It's easy for Windows users to forget that WinZip isn't the only file-compression utility in the world. Like its better-known competitors, the free 7-Zip unpacks a host of archive formats, including ZIP, TAR, GZ, and its own 7z format. Unlike WinZip, though, it can create TAR and GZ archives, which are commonly used on Unix and Linux systems.
The program's ability to shrink files was stunning. In our tests, 7z archives were up to 40 percent smaller then their ZIP equivalents, although compression did take longer, and the highest compression settings can hog system resources. Advanced options include the ability to create solid and self-extracting archives, and to adjust the compression level and password protection. The program also has a command line module. Though the main interface is overly simple and looks like it was designed for Windows 95, it's not hard to use and fairly self-explanatory. The context menu options, which include "testing" an archive, indicate that 7-Zip should be taken seriously.
7-Zip is fine for casual users with a bit of computer savvy, but it's especially well-suited for developers and anyone else who moves between the Windows and Linux/Unix worlds.
The main features of 7-Zip: High compression ratio in new 7z format with LZMA compression.

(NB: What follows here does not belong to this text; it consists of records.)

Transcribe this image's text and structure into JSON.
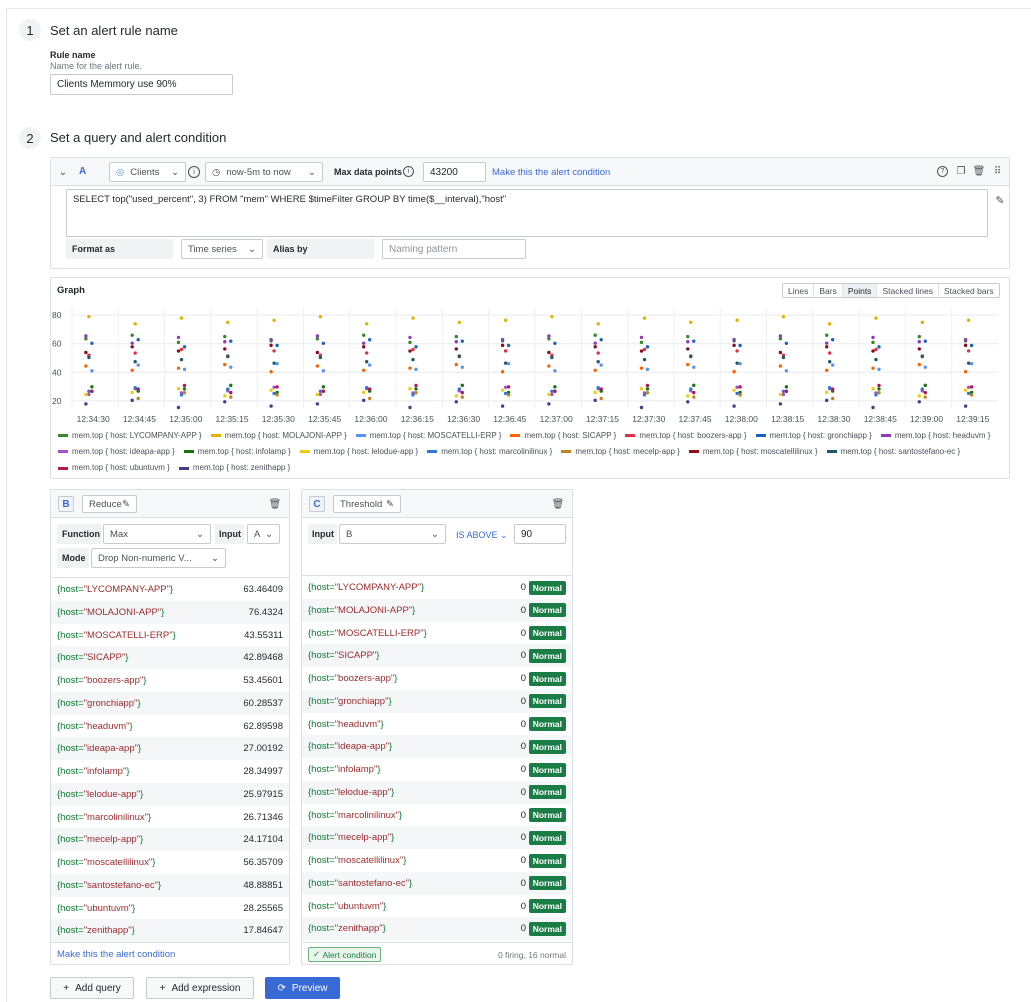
{
  "step1": {
    "num": "1",
    "title": "Set an alert rule name",
    "rule_label": "Rule name",
    "rule_help": "Name for the alert rule.",
    "rule_value": "Clients Memmory use 90%"
  },
  "step2": {
    "num": "2",
    "title": "Set a query and alert condition"
  },
  "query_a": {
    "letter": "A",
    "datasource": "Clients",
    "time_range": "now-5m to now",
    "max_points_label": "Max data points",
    "max_points_value": "43200",
    "make_condition": "Make this the alert condition",
    "sql": "SELECT top(\"used_percent\", 3) FROM \"mem\" WHERE $timeFilter GROUP BY time($__interval),\"host\"",
    "format_label": "Format as",
    "format_value": "Time series",
    "alias_label": "Alias by",
    "alias_placeholder": "Naming pattern"
  },
  "graph": {
    "title": "Graph",
    "modes": [
      "Lines",
      "Bars",
      "Points",
      "Stacked lines",
      "Stacked bars"
    ],
    "active_mode": "Points"
  },
  "chart_data": {
    "type": "scatter",
    "ylim": [
      15,
      85
    ],
    "yticks": [
      20,
      40,
      60,
      80
    ],
    "xticks": [
      "12:34:30",
      "12:34:45",
      "12:35:00",
      "12:35:15",
      "12:35:30",
      "12:35:45",
      "12:36:00",
      "12:36:15",
      "12:36:30",
      "12:36:45",
      "12:37:00",
      "12:37:15",
      "12:37:30",
      "12:37:45",
      "12:38:00",
      "12:38:15",
      "12:38:30",
      "12:38:45",
      "12:39:00",
      "12:39:15"
    ],
    "grid": true,
    "legend_placement": "bottom",
    "series": [
      {
        "name": "mem.top { host: LYCOMPANY-APP }",
        "color": "#37872d",
        "value": 63.46
      },
      {
        "name": "mem.top { host: MOLAJONI-APP }",
        "color": "#e0b400",
        "value": 76.43
      },
      {
        "name": "mem.top { host: MOSCATELLI-ERP }",
        "color": "#5794f2",
        "value": 43.55
      },
      {
        "name": "mem.top { host: SICAPP }",
        "color": "#fa6400",
        "value": 42.89
      },
      {
        "name": "mem.top { host: boozers-app }",
        "color": "#e02f44",
        "value": 53.46
      },
      {
        "name": "mem.top { host: gronchiapp }",
        "color": "#1f60c4",
        "value": 60.29
      },
      {
        "name": "mem.top { host: headuvm }",
        "color": "#8f3bb8",
        "value": 62.9
      },
      {
        "name": "mem.top { host: ideapa-app }",
        "color": "#a352cc",
        "value": 27.0
      },
      {
        "name": "mem.top { host: infolamp }",
        "color": "#19730e",
        "value": 28.35
      },
      {
        "name": "mem.top { host: lelodue-app }",
        "color": "#f2cc0c",
        "value": 25.98
      },
      {
        "name": "mem.top { host: marcolinilinux }",
        "color": "#3274d9",
        "value": 26.71
      },
      {
        "name": "mem.top { host: mecelp-app }",
        "color": "#c4841d",
        "value": 24.17
      },
      {
        "name": "mem.top { host: moscatellilinux }",
        "color": "#8a0e1a",
        "value": 56.36
      },
      {
        "name": "mem.top { host: santostefano-ec }",
        "color": "#1e5a6e",
        "value": 48.89
      },
      {
        "name": "mem.top { host: ubuntuvm }",
        "color": "#b5174f",
        "value": 28.26
      },
      {
        "name": "mem.top { host: zenithapp }",
        "color": "#4a3a8c",
        "value": 17.85
      }
    ]
  },
  "expr_b": {
    "letter": "B",
    "type": "Reduce",
    "function_label": "Function",
    "function_value": "Max",
    "input_label": "Input",
    "input_value": "A",
    "mode_label": "Mode",
    "mode_value": "Drop Non-numeric V...",
    "rows": [
      {
        "key": "{host=",
        "val": "\"LYCOMPANY-APP\"",
        "end": "}",
        "num": "63.46409"
      },
      {
        "key": "{host=",
        "val": "\"MOLAJONI-APP\"",
        "end": "}",
        "num": "76.4324"
      },
      {
        "key": "{host=",
        "val": "\"MOSCATELLI-ERP\"",
        "end": "}",
        "num": "43.55311"
      },
      {
        "key": "{host=",
        "val": "\"SICAPP\"",
        "end": "}",
        "num": "42.89468"
      },
      {
        "key": "{host=",
        "val": "\"boozers-app\"",
        "end": "}",
        "num": "53.45601"
      },
      {
        "key": "{host=",
        "val": "\"gronchiapp\"",
        "end": "}",
        "num": "60.28537"
      },
      {
        "key": "{host=",
        "val": "\"headuvm\"",
        "end": "}",
        "num": "62.89598"
      },
      {
        "key": "{host=",
        "val": "\"ideapa-app\"",
        "end": "}",
        "num": "27.00192"
      },
      {
        "key": "{host=",
        "val": "\"infolamp\"",
        "end": "}",
        "num": "28.34997"
      },
      {
        "key": "{host=",
        "val": "\"lelodue-app\"",
        "end": "}",
        "num": "25.97915"
      },
      {
        "key": "{host=",
        "val": "\"marcolinilinux\"",
        "end": "}",
        "num": "26.71346"
      },
      {
        "key": "{host=",
        "val": "\"mecelp-app\"",
        "end": "}",
        "num": "24.17104"
      },
      {
        "key": "{host=",
        "val": "\"moscatellilinux\"",
        "end": "}",
        "num": "56.35709"
      },
      {
        "key": "{host=",
        "val": "\"santostefano-ec\"",
        "end": "}",
        "num": "48.88851"
      },
      {
        "key": "{host=",
        "val": "\"ubuntuvm\"",
        "end": "}",
        "num": "28.25565"
      },
      {
        "key": "{host=",
        "val": "\"zenithapp\"",
        "end": "}",
        "num": "17.84647"
      }
    ],
    "make_condition": "Make this the alert condition"
  },
  "expr_c": {
    "letter": "C",
    "type": "Threshold",
    "input_label": "Input",
    "input_value": "B",
    "op": "IS ABOVE",
    "threshold": "90",
    "result_value": "0",
    "badge": "Normal",
    "alert_condition": "Alert condition",
    "summary": "0 firing, 16 normal"
  },
  "buttons": {
    "add_query": "Add query",
    "add_expression": "Add expression",
    "preview": "Preview"
  }
}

Supported formats: Packing / unpacking: 7z, ZIP, GZIP, BZIP2 and TAR; Unpacking only: ARJ, CAB, CHM, CPIO, DEB, DMG, HFS, ISO, LZH, LZMA, MSI, NSIS, RAR, RPM, UDF, WIM, XAR and Z. For ZIP and GZIP formats 7-Zip provides compression ratio that is 2-10 % better than ratio provided by PKZip and WinZip. Self-extracting capability for 7z format. Integration with Windows Shell. Powerful File Manager. Powerful command line version.